* _EXERCISE_: Reproduce each entry below verbatim.

(Excerpts from an interface dataset)

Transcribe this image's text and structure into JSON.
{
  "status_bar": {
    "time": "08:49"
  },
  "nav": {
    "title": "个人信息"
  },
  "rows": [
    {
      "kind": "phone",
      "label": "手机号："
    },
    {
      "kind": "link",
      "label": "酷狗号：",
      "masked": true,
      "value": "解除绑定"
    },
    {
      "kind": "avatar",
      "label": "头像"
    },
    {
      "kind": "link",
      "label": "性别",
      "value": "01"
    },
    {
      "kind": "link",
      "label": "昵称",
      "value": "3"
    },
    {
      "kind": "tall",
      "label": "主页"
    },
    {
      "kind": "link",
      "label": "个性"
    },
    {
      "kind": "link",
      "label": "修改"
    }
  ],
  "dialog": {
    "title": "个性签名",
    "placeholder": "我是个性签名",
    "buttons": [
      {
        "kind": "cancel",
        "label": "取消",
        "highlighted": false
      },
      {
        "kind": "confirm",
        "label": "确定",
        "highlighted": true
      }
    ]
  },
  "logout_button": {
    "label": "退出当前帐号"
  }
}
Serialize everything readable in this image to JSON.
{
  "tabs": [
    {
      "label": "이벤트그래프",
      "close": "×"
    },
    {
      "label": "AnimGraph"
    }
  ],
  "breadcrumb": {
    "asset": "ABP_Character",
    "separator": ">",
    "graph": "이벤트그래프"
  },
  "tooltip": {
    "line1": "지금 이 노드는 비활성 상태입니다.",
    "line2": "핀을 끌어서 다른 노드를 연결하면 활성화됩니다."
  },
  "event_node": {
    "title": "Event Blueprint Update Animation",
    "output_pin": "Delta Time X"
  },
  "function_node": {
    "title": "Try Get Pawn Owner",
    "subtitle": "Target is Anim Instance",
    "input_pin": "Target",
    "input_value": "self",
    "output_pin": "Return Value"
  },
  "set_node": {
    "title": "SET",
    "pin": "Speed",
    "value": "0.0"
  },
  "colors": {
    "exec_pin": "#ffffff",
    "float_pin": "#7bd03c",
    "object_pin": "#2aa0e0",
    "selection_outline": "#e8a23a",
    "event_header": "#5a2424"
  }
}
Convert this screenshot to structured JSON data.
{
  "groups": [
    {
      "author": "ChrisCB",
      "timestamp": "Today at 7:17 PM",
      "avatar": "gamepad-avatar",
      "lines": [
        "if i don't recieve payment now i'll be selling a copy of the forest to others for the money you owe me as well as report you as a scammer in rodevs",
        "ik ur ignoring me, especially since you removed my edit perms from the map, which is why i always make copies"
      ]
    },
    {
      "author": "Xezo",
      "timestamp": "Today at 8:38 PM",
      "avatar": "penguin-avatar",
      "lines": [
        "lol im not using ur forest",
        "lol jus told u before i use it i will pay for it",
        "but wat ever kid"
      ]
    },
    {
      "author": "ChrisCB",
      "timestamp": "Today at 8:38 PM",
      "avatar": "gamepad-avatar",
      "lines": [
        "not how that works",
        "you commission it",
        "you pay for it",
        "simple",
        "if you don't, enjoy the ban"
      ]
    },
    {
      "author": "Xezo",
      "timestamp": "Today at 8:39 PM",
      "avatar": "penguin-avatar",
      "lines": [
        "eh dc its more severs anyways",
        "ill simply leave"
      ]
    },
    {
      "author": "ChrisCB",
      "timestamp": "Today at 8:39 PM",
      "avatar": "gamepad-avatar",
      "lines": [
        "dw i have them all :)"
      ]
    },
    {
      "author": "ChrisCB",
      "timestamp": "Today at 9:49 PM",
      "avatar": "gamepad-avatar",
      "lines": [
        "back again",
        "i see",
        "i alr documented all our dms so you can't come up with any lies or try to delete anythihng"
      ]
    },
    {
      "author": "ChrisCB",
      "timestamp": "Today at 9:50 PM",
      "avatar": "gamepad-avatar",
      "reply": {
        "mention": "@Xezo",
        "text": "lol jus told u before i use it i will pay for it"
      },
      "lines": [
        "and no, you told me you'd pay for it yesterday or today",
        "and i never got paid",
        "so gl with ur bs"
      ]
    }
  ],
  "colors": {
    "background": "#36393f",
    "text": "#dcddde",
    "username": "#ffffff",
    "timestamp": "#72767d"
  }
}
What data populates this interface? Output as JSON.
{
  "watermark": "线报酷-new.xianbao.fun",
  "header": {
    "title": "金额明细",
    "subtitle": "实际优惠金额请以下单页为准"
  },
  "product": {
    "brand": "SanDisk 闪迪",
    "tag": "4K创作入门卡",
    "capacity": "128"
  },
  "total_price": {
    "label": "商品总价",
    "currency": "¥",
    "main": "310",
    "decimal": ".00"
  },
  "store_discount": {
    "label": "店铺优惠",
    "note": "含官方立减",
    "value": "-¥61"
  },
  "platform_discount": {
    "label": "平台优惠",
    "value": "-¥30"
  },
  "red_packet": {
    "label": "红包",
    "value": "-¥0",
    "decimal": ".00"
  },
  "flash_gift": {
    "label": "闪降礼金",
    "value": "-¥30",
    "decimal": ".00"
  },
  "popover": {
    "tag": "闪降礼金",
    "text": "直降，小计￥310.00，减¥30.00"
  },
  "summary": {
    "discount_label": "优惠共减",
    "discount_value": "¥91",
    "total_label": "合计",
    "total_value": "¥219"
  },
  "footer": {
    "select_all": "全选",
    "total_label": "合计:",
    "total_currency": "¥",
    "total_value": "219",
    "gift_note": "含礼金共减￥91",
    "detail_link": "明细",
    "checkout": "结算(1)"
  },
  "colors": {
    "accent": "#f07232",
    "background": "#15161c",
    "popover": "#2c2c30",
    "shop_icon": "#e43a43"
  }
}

* _TASK OUTPUT_:
Transcribe this image's text and structure into JSON.
{
  "status_bar": {
    "time": "08:49"
  },
  "nav": {
    "title": "个人信息"
  },
  "rows": [
    {
      "kind": "phone",
      "label": "手机号："
    },
    {
      "kind": "link",
      "label": "酷狗号：",
      "masked": true,
      "value": "解除绑定"
    },
    {
      "kind": "avatar",
      "label": "头像"
    },
    {
      "kind": "link",
      "label": "性别",
      "value": "01"
    },
    {
      "kind": "link",
      "label": "昵称",
      "value": "3"
    },
    {
      "kind": "tall",
      "label": "主页"
    },
    {
      "kind": "link",
      "label": "个性"
    },
    {
      "kind": "link",
      "label": "修改"
    }
  ],
  "dialog": {
    "title": "个性签名",
    "placeholder": "我是个性签名",
    "buttons": [
      {
        "kind": "cancel",
        "label": "取消",
        "highlighted": false
      },
      {
        "kind": "confirm",
        "label": "确定",
        "highlighted": true
      }
    ]
  },
  "logout_button": {
    "label": "退出当前帐号"
  }
}
Serialize everything readable in this image to JSON.
{
  "tabs": [
    {
      "label": "이벤트그래프",
      "close": "×"
    },
    {
      "label": "AnimGraph"
    }
  ],
  "breadcrumb": {
    "asset": "ABP_Character",
    "separator": ">",
    "graph": "이벤트그래프"
  },
  "tooltip": {
    "line1": "지금 이 노드는 비활성 상태입니다.",
    "line2": "핀을 끌어서 다른 노드를 연결하면 활성화됩니다."
  },
  "event_node": {
    "title": "Event Blueprint Update Animation",
    "output_pin": "Delta Time X"
  },
  "function_node": {
    "title": "Try Get Pawn Owner",
    "subtitle": "Target is Anim Instance",
    "input_pin": "Target",
    "input_value": "self",
    "output_pin": "Return Value"
  },
  "set_node": {
    "title": "SET",
    "pin": "Speed",
    "value": "0.0"
  },
  "colors": {
    "exec_pin": "#ffffff",
    "float_pin": "#7bd03c",
    "object_pin": "#2aa0e0",
    "selection_outline": "#e8a23a",
    "event_header": "#5a2424"
  }
}
Convert this screenshot to structured JSON data.
{
  "groups": [
    {
      "author": "ChrisCB",
      "timestamp": "Today at 7:17 PM",
      "avatar": "gamepad-avatar",
      "lines": [
        "if i don't recieve payment now i'll be selling a copy of the forest to others for the money you owe me as well as report you as a scammer in rodevs",
        "ik ur ignoring me, especially since you removed my edit perms from the map, which is why i always make copies"
      ]
    },
    {
      "author": "Xezo",
      "timestamp": "Today at 8:38 PM",
      "avatar": "penguin-avatar",
      "lines": [
        "lol im not using ur forest",
        "lol jus told u before i use it i will pay for it",
        "but wat ever kid"
      ]
    },
    {
      "author": "ChrisCB",
      "timestamp": "Today at 8:38 PM",
      "avatar": "gamepad-avatar",
      "lines": [
        "not how that works",
        "you commission it",
        "you pay for it",
        "simple",
        "if you don't, enjoy the ban"
      ]
    },
    {
      "author": "Xezo",
      "timestamp": "Today at 8:39 PM",
      "avatar": "penguin-avatar",
      "lines": [
        "eh dc its more severs anyways",
        "ill simply leave"
      ]
    },
    {
      "author": "ChrisCB",
      "timestamp": "Today at 8:39 PM",
      "avatar": "gamepad-avatar",
      "lines": [
        "dw i have them all :)"
      ]
    },
    {
      "author": "ChrisCB",
      "timestamp": "Today at 9:49 PM",
      "avatar": "gamepad-avatar",
      "lines": [
        "back again",
        "i see",
        "i alr documented all our dms so you can't come up with any lies or try to delete anythihng"
      ]
    },
    {
      "author": "ChrisCB",
      "timestamp": "Today at 9:50 PM",
      "avatar": "gamepad-avatar",
      "reply": {
        "mention": "@Xezo",
        "text": "lol jus told u before i use it i will pay for it"
      },
      "lines": [
        "and no, you told me you'd pay for it yesterday or today",
        "and i never got paid",
        "so gl with ur bs"
      ]
    }
  ],
  "colors": {
    "background": "#36393f",
    "text": "#dcddde",
    "username": "#ffffff",
    "timestamp": "#72767d"
  }
}
What data populates this interface? Output as JSON.
{
  "watermark": "线报酷-new.xianbao.fun",
  "header": {
    "title": "金额明细",
    "subtitle": "实际优惠金额请以下单页为准"
  },
  "product": {
    "brand": "SanDisk 闪迪",
    "tag": "4K创作入门卡",
    "capacity": "128"
  },
  "total_price": {
    "label": "商品总价",
    "currency": "¥",
    "main": "310",
    "decimal": ".00"
  },
  "store_discount": {
    "label": "店铺优惠",
    "note": "含官方立减",
    "value": "-¥61"
  },
  "platform_discount": {
    "label": "平台优惠",
    "value": "-¥30"
  },
  "red_packet": {
    "label": "红包",
    "value": "-¥0",
    "decimal": ".00"
  },
  "flash_gift": {
    "label": "闪降礼金",
    "value": "-¥30",
    "decimal": ".00"
  },
  "popover": {
    "tag": "闪降礼金",
    "text": "直降，小计￥310.00，减¥30.00"
  },
  "summary": {
    "discount_label": "优惠共减",
    "discount_value": "¥91",
    "total_label": "合计",
    "total_value": "¥219"
  },
  "footer": {
    "select_all": "全选",
    "total_label": "合计:",
    "total_currency": "¥",
    "total_value": "219",
    "gift_note": "含礼金共减￥91",
    "detail_link": "明细",
    "checkout": "结算(1)"
  },
  "colors": {
    "accent": "#f07232",
    "background": "#15161c",
    "popover": "#2c2c30",
    "shop_icon": "#e43a43"
  }
}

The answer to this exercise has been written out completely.